RECORDS PROVIDED:
···
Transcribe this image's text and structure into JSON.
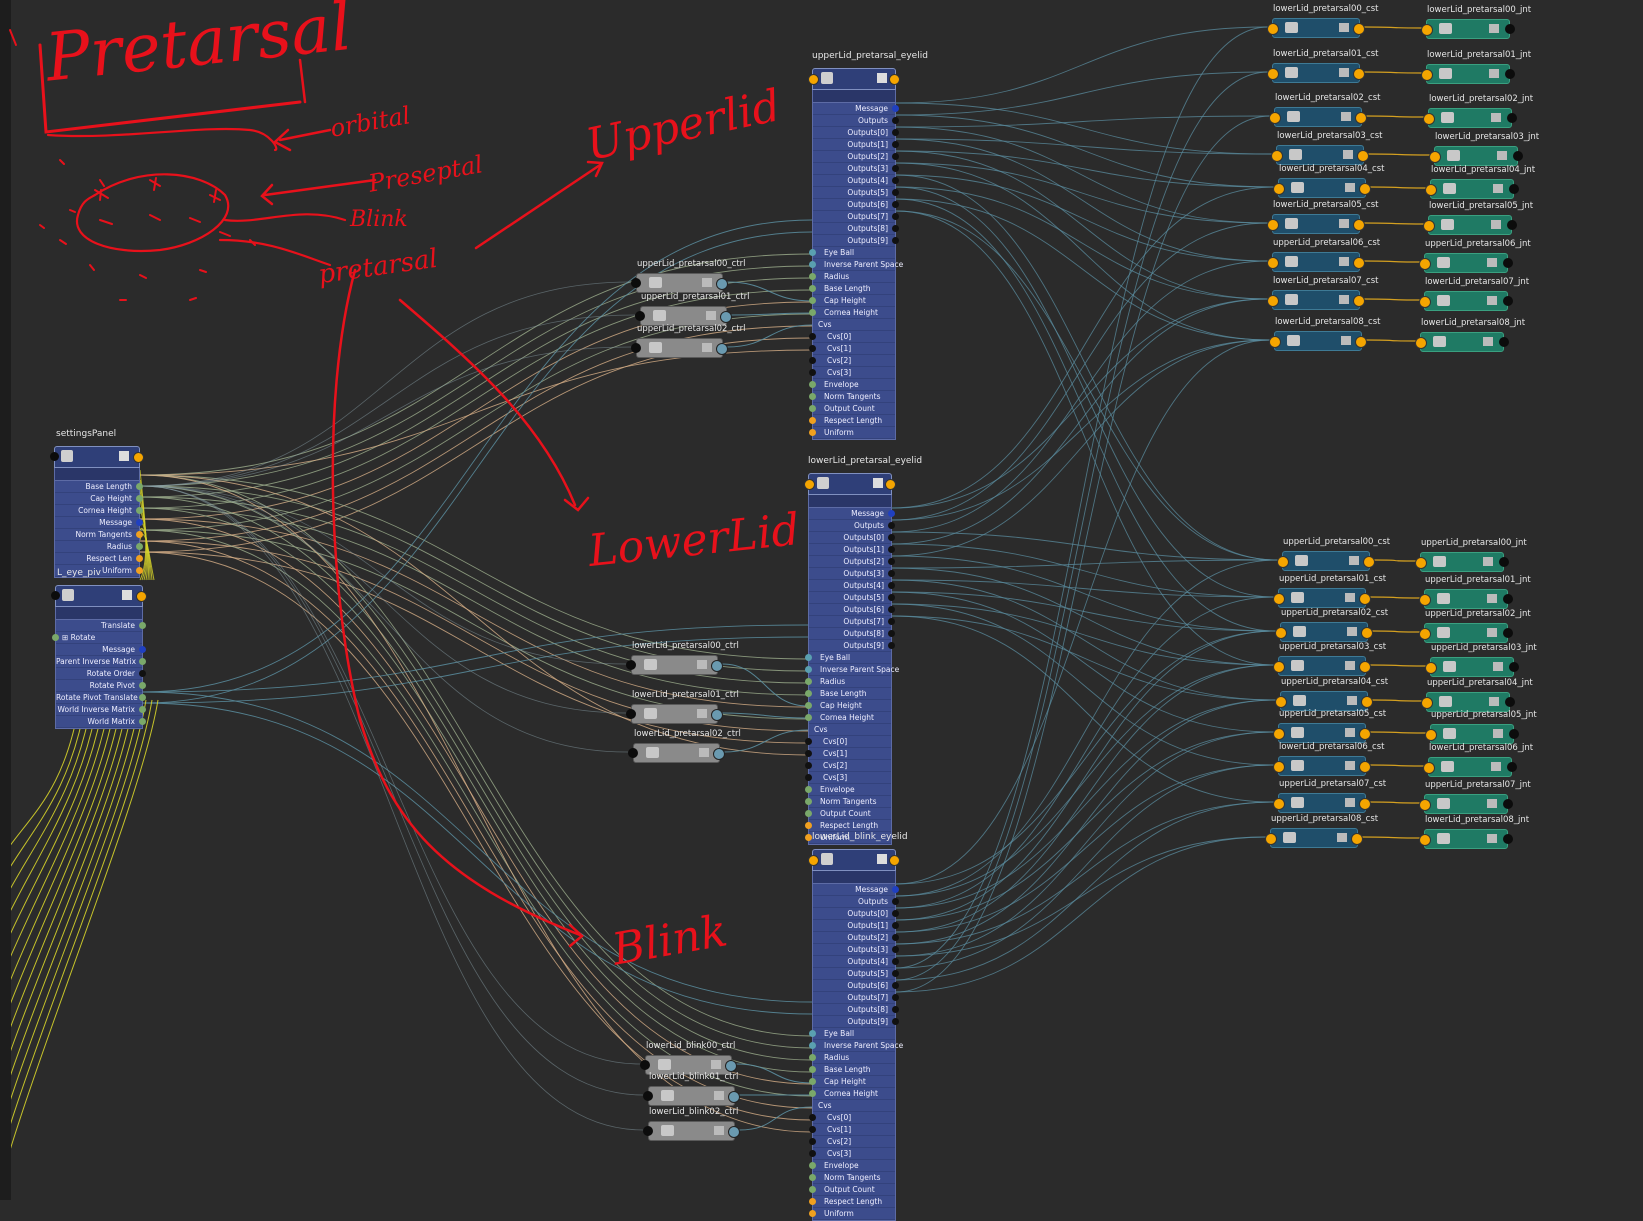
{
  "annotations": {
    "pretarsal_title": "Pretarsal",
    "orbital": "orbital",
    "preseptal": "Preseptal",
    "blink": "Blink",
    "pretarsal": "pretarsal",
    "upperlid": "Upperlid",
    "lowerlid": "LowerLid",
    "blink_big": "Blink"
  },
  "settings_panel": {
    "title": "settingsPanel",
    "attrs": [
      "Base Length",
      "Cap Height",
      "Cornea Height",
      "Message",
      "Norm Tangents",
      "Radius",
      "Respect Len",
      "Uniform"
    ]
  },
  "eye_piv": {
    "title": "L_eye_piv",
    "translate": "Translate",
    "rotate": "Rotate",
    "attrs": [
      "Message",
      "Parent Inverse Matrix",
      "Rotate Order",
      "Rotate Pivot",
      "Rotate Pivot Translate",
      "World Inverse Matrix",
      "World Matrix"
    ]
  },
  "eyelid_nodes": [
    {
      "title": "upperLid_pretarsal_eyelid"
    },
    {
      "title": "lowerLid_pretarsal_eyelid"
    },
    {
      "title": "lowerLid_blink_eyelid"
    }
  ],
  "eyelid_attrs": {
    "message": "Message",
    "outputs": "Outputs",
    "output_items": [
      "Outputs[0]",
      "Outputs[1]",
      "Outputs[2]",
      "Outputs[3]",
      "Outputs[4]",
      "Outputs[5]",
      "Outputs[6]",
      "Outputs[7]",
      "Outputs[8]",
      "Outputs[9]"
    ],
    "inputs_a": [
      "Eye Ball",
      "Inverse Parent Space",
      "Radius",
      "Base Length",
      "Cap Height",
      "Cornea Height"
    ],
    "cvs": "Cvs",
    "cv_items": [
      "Cvs[0]",
      "Cvs[1]",
      "Cvs[2]",
      "Cvs[3]"
    ],
    "inputs_b": [
      "Envelope",
      "Norm Tangents",
      "Output Count",
      "Respect Length",
      "Uniform"
    ]
  },
  "ctrl_nodes": [
    "upperLid_pretarsal00_ctrl",
    "upperLid_pretarsal01_ctrl",
    "upperLid_pretarsal02_ctrl",
    "lowerLid_pretarsal00_ctrl",
    "lowerLid_pretarsal01_ctrl",
    "lowerLid_pretarsal02_ctrl",
    "lowerLid_blink00_ctrl",
    "lowerLid_blink01_ctrl",
    "lowerLid_blink02_ctrl"
  ],
  "cst_nodes": [
    "lowerLid_pretarsal00_cst",
    "lowerLid_pretarsal01_cst",
    "lowerLid_pretarsal02_cst",
    "lowerLid_pretarsal03_cst",
    "lowerLid_pretarsal04_cst",
    "lowerLid_pretarsal05_cst",
    "upperLid_pretarsal06_cst",
    "lowerLid_pretarsal07_cst",
    "lowerLid_pretarsal08_cst",
    "upperLid_pretarsal00_cst",
    "upperLid_pretarsal01_cst",
    "upperLid_pretarsal02_cst",
    "upperLid_pretarsal03_cst",
    "upperLid_pretarsal04_cst",
    "upperLid_pretarsal05_cst",
    "lowerLid_pretarsal06_cst",
    "upperLid_pretarsal07_cst",
    "upperLid_pretarsal08_cst"
  ],
  "jnt_nodes": [
    "lowerLid_pretarsal00_jnt",
    "lowerLid_pretarsal01_jnt",
    "lowerLid_pretarsal02_jnt",
    "lowerLid_pretarsal03_jnt",
    "lowerLid_pretarsal04_jnt",
    "lowerLid_pretarsal05_jnt",
    "upperLid_pretarsal06_jnt",
    "lowerLid_pretarsal07_jnt",
    "lowerLid_pretarsal08_jnt",
    "upperLid_pretarsal00_jnt",
    "upperLid_pretarsal01_jnt",
    "upperLid_pretarsal02_jnt",
    "upperLid_pretarsal03_jnt",
    "upperLid_pretarsal04_jnt",
    "upperLid_pretarsal05_jnt",
    "lowerLid_pretarsal06_jnt",
    "upperLid_pretarsal07_jnt",
    "lowerLid_pretarsal08_jnt"
  ],
  "colors": {
    "background": "#2b2b2b",
    "node_blue": "#3c4c8c",
    "cst_node": "#1f4e6a",
    "jnt_node": "#1f7a64",
    "ctrl_node": "#8a8a8a",
    "wire_teal": "#5b8ea0",
    "wire_tan": "#d8b088",
    "wire_yellow": "#d6d32a",
    "wire_orange": "#d4a020",
    "annotation_red": "#e8111b"
  }
}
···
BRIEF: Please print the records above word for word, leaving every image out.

YOUR SOLUTION:
Transcribe this image's text and structure into JSON.
{
  "annotations": {
    "pretarsal_title": "Pretarsal",
    "orbital": "orbital",
    "preseptal": "Preseptal",
    "blink": "Blink",
    "pretarsal": "pretarsal",
    "upperlid": "Upperlid",
    "lowerlid": "LowerLid",
    "blink_big": "Blink"
  },
  "settings_panel": {
    "title": "settingsPanel",
    "attrs": [
      "Base Length",
      "Cap Height",
      "Cornea Height",
      "Message",
      "Norm Tangents",
      "Radius",
      "Respect Len",
      "Uniform"
    ]
  },
  "eye_piv": {
    "title": "L_eye_piv",
    "translate": "Translate",
    "rotate": "Rotate",
    "attrs": [
      "Message",
      "Parent Inverse Matrix",
      "Rotate Order",
      "Rotate Pivot",
      "Rotate Pivot Translate",
      "World Inverse Matrix",
      "World Matrix"
    ]
  },
  "eyelid_nodes": [
    {
      "title": "upperLid_pretarsal_eyelid"
    },
    {
      "title": "lowerLid_pretarsal_eyelid"
    },
    {
      "title": "lowerLid_blink_eyelid"
    }
  ],
  "eyelid_attrs": {
    "message": "Message",
    "outputs": "Outputs",
    "output_items": [
      "Outputs[0]",
      "Outputs[1]",
      "Outputs[2]",
      "Outputs[3]",
      "Outputs[4]",
      "Outputs[5]",
      "Outputs[6]",
      "Outputs[7]",
      "Outputs[8]",
      "Outputs[9]"
    ],
    "inputs_a": [
      "Eye Ball",
      "Inverse Parent Space",
      "Radius",
      "Base Length",
      "Cap Height",
      "Cornea Height"
    ],
    "cvs": "Cvs",
    "cv_items": [
      "Cvs[0]",
      "Cvs[1]",
      "Cvs[2]",
      "Cvs[3]"
    ],
    "inputs_b": [
      "Envelope",
      "Norm Tangents",
      "Output Count",
      "Respect Length",
      "Uniform"
    ]
  },
  "ctrl_nodes": [
    "upperLid_pretarsal00_ctrl",
    "upperLid_pretarsal01_ctrl",
    "upperLid_pretarsal02_ctrl",
    "lowerLid_pretarsal00_ctrl",
    "lowerLid_pretarsal01_ctrl",
    "lowerLid_pretarsal02_ctrl",
    "lowerLid_blink00_ctrl",
    "lowerLid_blink01_ctrl",
    "lowerLid_blink02_ctrl"
  ],
  "cst_nodes": [
    "lowerLid_pretarsal00_cst",
    "lowerLid_pretarsal01_cst",
    "lowerLid_pretarsal02_cst",
    "lowerLid_pretarsal03_cst",
    "lowerLid_pretarsal04_cst",
    "lowerLid_pretarsal05_cst",
    "upperLid_pretarsal06_cst",
    "lowerLid_pretarsal07_cst",
    "lowerLid_pretarsal08_cst",
    "upperLid_pretarsal00_cst",
    "upperLid_pretarsal01_cst",
    "upperLid_pretarsal02_cst",
    "upperLid_pretarsal03_cst",
    "upperLid_pretarsal04_cst",
    "upperLid_pretarsal05_cst",
    "lowerLid_pretarsal06_cst",
    "upperLid_pretarsal07_cst",
    "upperLid_pretarsal08_cst"
  ],
  "jnt_nodes": [
    "lowerLid_pretarsal00_jnt",
    "lowerLid_pretarsal01_jnt",
    "lowerLid_pretarsal02_jnt",
    "lowerLid_pretarsal03_jnt",
    "lowerLid_pretarsal04_jnt",
    "lowerLid_pretarsal05_jnt",
    "upperLid_pretarsal06_jnt",
    "lowerLid_pretarsal07_jnt",
    "lowerLid_pretarsal08_jnt",
    "upperLid_pretarsal00_jnt",
    "upperLid_pretarsal01_jnt",
    "upperLid_pretarsal02_jnt",
    "upperLid_pretarsal03_jnt",
    "upperLid_pretarsal04_jnt",
    "upperLid_pretarsal05_jnt",
    "lowerLid_pretarsal06_jnt",
    "upperLid_pretarsal07_jnt",
    "lowerLid_pretarsal08_jnt"
  ],
  "colors": {
    "background": "#2b2b2b",
    "node_blue": "#3c4c8c",
    "cst_node": "#1f4e6a",
    "jnt_node": "#1f7a64",
    "ctrl_node": "#8a8a8a",
    "wire_teal": "#5b8ea0",
    "wire_tan": "#d8b088",
    "wire_yellow": "#d6d32a",
    "wire_orange": "#d4a020",
    "annotation_red": "#e8111b"
  }
}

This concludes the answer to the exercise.